Tigers roar back, numbers show steady rise
The total number of tigers in 2014 could be somewhere between 1,720 and 1,800 as compared to 1,706 four years ago, said top government sources, quoting figures from a year-long survey.india Updated: Jan 12, 2015 11:43 IST
The country’s tiger population has increased marginally and the numbers were stabilising in most of the protected habitats for big cats, indicating good tidings for the besieged kings of our jungles.
The total number of tigers in 2014 could be somewhere between 1,720 and 1,800 as compared to 1,706 four years ago, said top government sources quoting figures from a year-long survey which will go into the third tiger estimation report to be made public on January 20.
“The data from some tiger landscapes was still being collated and, therefore, we have not reached the final population figure for 2014. But, initial estimate show slight and not a significant increase in numbers,” said an official.
India has been struggling to hold on to its last few hundreds of big cats left in the wild because of rampant poaching that feeds an illegal international trade, which supplies animal parts to the traditional Chinese medicine market, and also habitat loss, prey depletion and poor management of tiger reserves.

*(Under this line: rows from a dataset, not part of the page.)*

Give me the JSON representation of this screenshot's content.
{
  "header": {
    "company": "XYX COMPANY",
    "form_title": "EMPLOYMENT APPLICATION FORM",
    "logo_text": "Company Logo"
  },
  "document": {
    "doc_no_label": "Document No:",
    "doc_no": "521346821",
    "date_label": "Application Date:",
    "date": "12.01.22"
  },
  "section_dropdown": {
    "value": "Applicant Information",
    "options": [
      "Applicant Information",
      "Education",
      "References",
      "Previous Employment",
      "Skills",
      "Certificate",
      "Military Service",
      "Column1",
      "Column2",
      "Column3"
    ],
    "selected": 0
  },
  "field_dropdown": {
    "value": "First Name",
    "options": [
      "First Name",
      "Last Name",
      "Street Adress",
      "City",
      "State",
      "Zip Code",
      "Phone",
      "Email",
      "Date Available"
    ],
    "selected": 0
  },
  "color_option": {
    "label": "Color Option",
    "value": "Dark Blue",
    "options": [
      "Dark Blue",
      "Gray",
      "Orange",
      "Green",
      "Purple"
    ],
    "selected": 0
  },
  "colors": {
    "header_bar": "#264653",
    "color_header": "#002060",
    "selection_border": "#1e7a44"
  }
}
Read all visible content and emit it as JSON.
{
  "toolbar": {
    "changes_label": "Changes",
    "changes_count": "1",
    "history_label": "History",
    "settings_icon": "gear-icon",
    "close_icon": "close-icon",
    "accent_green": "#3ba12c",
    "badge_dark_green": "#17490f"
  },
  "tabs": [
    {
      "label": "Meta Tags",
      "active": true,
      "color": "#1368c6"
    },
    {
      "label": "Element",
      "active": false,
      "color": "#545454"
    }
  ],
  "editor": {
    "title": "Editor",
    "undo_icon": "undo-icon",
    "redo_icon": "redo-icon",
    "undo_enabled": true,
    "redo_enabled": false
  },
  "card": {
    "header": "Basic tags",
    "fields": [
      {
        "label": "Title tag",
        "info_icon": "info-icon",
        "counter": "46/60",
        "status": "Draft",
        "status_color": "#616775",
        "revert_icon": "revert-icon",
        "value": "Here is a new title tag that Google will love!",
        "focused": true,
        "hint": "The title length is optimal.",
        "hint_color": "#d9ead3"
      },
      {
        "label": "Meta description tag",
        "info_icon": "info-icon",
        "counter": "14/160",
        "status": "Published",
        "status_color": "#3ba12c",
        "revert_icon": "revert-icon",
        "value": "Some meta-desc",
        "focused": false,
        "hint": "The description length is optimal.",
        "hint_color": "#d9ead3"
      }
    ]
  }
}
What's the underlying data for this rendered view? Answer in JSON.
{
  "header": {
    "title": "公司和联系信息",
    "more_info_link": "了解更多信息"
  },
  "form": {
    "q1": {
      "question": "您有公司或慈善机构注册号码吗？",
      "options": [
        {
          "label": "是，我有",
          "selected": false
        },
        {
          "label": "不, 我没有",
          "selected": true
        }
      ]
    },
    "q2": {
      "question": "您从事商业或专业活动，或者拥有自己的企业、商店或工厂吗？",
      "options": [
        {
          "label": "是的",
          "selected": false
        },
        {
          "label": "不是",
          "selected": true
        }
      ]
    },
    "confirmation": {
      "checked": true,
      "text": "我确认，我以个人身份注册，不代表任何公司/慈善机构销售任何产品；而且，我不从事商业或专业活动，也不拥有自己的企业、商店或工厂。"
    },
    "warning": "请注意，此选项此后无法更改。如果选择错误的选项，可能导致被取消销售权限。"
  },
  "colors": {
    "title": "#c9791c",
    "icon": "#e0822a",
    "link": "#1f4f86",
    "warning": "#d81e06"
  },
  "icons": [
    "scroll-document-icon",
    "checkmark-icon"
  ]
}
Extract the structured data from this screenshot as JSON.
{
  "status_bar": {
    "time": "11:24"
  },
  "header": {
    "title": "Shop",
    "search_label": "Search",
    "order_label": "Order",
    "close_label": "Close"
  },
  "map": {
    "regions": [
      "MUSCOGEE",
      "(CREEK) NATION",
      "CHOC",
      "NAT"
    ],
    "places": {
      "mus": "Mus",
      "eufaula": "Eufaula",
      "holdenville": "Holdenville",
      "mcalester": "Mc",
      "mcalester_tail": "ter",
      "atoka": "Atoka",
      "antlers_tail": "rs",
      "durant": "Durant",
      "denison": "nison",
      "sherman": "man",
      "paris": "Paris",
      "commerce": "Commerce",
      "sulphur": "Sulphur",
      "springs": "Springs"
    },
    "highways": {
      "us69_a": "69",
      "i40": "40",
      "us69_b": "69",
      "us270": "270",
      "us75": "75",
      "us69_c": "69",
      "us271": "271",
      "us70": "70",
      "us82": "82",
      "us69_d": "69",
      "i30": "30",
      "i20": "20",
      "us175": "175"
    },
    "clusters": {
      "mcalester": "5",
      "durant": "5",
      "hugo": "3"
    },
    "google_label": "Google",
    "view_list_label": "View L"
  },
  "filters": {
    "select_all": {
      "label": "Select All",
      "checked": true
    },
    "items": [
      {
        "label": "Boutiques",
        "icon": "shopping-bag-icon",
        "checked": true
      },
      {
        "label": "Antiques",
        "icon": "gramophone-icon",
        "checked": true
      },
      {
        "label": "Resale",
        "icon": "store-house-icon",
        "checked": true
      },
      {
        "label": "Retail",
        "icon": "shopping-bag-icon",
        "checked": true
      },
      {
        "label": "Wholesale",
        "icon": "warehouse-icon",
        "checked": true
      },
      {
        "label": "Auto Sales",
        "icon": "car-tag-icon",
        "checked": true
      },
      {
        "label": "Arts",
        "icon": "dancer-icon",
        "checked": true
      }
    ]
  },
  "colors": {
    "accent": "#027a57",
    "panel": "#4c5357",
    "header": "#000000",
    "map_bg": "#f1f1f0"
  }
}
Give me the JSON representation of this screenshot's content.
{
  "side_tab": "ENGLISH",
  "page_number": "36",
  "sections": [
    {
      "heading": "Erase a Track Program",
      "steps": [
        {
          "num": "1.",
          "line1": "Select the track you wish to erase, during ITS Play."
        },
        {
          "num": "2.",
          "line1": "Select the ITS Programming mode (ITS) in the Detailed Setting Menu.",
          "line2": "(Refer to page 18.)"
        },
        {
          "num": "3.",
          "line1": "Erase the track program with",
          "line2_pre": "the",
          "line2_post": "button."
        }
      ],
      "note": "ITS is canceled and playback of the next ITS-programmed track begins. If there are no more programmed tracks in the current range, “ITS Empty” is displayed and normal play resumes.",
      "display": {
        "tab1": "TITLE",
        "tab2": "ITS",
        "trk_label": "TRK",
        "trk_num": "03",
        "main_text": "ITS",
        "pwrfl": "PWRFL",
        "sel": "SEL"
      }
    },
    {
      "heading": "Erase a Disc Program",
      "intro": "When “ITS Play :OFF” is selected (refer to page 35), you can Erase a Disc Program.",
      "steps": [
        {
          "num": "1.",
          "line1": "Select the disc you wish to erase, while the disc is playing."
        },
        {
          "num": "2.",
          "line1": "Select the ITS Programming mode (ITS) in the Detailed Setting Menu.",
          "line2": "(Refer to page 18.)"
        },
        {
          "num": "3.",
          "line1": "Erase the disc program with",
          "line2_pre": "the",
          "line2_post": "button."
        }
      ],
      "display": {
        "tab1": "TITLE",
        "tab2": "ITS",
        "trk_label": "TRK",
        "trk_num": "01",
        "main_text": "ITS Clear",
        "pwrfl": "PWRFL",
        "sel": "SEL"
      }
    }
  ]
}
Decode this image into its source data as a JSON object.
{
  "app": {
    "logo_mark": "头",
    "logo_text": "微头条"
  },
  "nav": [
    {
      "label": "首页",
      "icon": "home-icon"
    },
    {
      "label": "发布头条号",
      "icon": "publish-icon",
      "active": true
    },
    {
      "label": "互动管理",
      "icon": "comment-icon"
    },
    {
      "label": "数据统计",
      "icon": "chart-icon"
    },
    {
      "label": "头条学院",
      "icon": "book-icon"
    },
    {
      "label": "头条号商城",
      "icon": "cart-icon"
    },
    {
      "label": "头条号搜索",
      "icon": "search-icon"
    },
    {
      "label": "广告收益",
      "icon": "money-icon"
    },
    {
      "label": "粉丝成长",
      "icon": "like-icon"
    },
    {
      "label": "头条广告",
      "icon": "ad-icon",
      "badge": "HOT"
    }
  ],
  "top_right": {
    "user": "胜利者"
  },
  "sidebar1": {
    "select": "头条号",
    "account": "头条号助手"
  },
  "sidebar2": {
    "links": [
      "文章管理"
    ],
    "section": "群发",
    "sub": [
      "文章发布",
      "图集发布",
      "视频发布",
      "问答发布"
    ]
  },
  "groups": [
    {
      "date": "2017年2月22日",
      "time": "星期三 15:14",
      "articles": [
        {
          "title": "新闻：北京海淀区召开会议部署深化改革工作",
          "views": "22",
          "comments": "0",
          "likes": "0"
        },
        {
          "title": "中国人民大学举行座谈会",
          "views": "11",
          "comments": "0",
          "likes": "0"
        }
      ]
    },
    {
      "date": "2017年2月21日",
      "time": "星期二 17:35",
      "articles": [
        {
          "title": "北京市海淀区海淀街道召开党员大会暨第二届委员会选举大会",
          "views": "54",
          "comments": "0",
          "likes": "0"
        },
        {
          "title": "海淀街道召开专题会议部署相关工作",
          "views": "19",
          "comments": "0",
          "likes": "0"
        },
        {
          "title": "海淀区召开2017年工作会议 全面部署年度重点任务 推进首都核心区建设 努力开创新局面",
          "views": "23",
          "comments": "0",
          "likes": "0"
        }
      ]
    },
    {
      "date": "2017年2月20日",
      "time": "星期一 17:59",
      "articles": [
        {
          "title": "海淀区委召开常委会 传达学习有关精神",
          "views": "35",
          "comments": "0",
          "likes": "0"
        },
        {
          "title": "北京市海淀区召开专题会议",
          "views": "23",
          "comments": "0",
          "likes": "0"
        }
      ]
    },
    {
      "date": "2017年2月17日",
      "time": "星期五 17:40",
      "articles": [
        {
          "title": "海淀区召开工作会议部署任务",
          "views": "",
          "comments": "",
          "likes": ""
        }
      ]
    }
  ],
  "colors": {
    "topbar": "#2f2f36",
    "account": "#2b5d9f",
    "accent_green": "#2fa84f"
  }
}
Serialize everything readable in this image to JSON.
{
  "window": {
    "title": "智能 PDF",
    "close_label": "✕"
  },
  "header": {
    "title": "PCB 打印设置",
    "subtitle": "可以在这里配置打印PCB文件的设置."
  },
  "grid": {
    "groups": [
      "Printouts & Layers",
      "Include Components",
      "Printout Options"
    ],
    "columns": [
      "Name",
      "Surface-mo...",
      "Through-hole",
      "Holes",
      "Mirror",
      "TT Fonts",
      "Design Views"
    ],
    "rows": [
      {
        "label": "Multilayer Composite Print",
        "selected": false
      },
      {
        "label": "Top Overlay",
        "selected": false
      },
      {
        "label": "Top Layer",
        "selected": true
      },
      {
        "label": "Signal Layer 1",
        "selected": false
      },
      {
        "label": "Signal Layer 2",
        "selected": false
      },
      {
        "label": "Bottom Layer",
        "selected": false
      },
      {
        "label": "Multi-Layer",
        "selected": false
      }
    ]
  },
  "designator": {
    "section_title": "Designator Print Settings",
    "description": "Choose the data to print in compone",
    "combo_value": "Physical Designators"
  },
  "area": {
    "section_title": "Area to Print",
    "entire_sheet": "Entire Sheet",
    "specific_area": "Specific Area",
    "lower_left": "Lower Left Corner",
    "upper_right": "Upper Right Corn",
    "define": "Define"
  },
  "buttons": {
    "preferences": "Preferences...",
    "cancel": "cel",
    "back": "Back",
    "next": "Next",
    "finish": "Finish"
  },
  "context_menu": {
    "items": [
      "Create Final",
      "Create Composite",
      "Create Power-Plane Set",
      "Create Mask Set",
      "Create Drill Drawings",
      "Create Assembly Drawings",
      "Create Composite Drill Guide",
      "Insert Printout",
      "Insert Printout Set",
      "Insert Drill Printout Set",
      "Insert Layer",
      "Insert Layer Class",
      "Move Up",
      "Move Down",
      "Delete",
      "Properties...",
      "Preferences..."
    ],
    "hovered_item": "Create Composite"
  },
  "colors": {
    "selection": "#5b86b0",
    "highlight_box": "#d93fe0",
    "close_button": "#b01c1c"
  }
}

But conservation efforts have paid off. The species breeds quickly wherever there is adequate prey and good protection measures are in place.
Tiger population has been on an upswing since 2006 when it dipped to an alarming 1,411 from over 3,000 in early 2000, prompting the government to form a Tiger Task Force and tighten protection measures.
The increase between 2006 and 2010 didn’t reflect uniformly because only a handful of habitats — such as Corbett National Park in Uttarakhand, Kaziranga National Park in Assam and some reserves in southern India — supported a good population.
The comforting roar was missing from Madhya Pradesh, which was once an undisputed tiger haven. The country’s other popular tiger destinations, Rajasthan and Maharashtra, recorded a dip in numbers in some of their tiger reserves.
Not for long though, as latest trends suggest. “The decreasing trend has either reversed or stopped. There has not been a fall in tiger numbers in any landscape and most have witnessed some increase. Many tiger reserves show a stable population near to its optimal capacity, some are moving in that direction and only a few have shown a slight dip,” the official said, describing Pilibhit in Uttar Pradesh and Bor in Maharashtra as habitats with some concern.
The country has five landscapes — Shivalik-Gangetic Plains, Central India and Eastern Ghats, Western Ghats, North-Eastern India and Sunderbans — for the tiger census that started in early 2013.
Besides the tiger headcount, the census provides useful data on other wildlife living alongside the big cats. Data is collected through camera trap, DNA tests and ground report from thousands of foresters scouring the wild.
The latest report could show a decline in tiger population outside its 47 protected areas the corridors connecting them are in a shambles. Less than 10% of the tiger population lives outside the protected zones — not a small number to be wished away considering so much little are left in India.
Over the past several years, the government has sanctioned projects in some of the corridors despite initial resistance by the National Tiger Reserve Authority.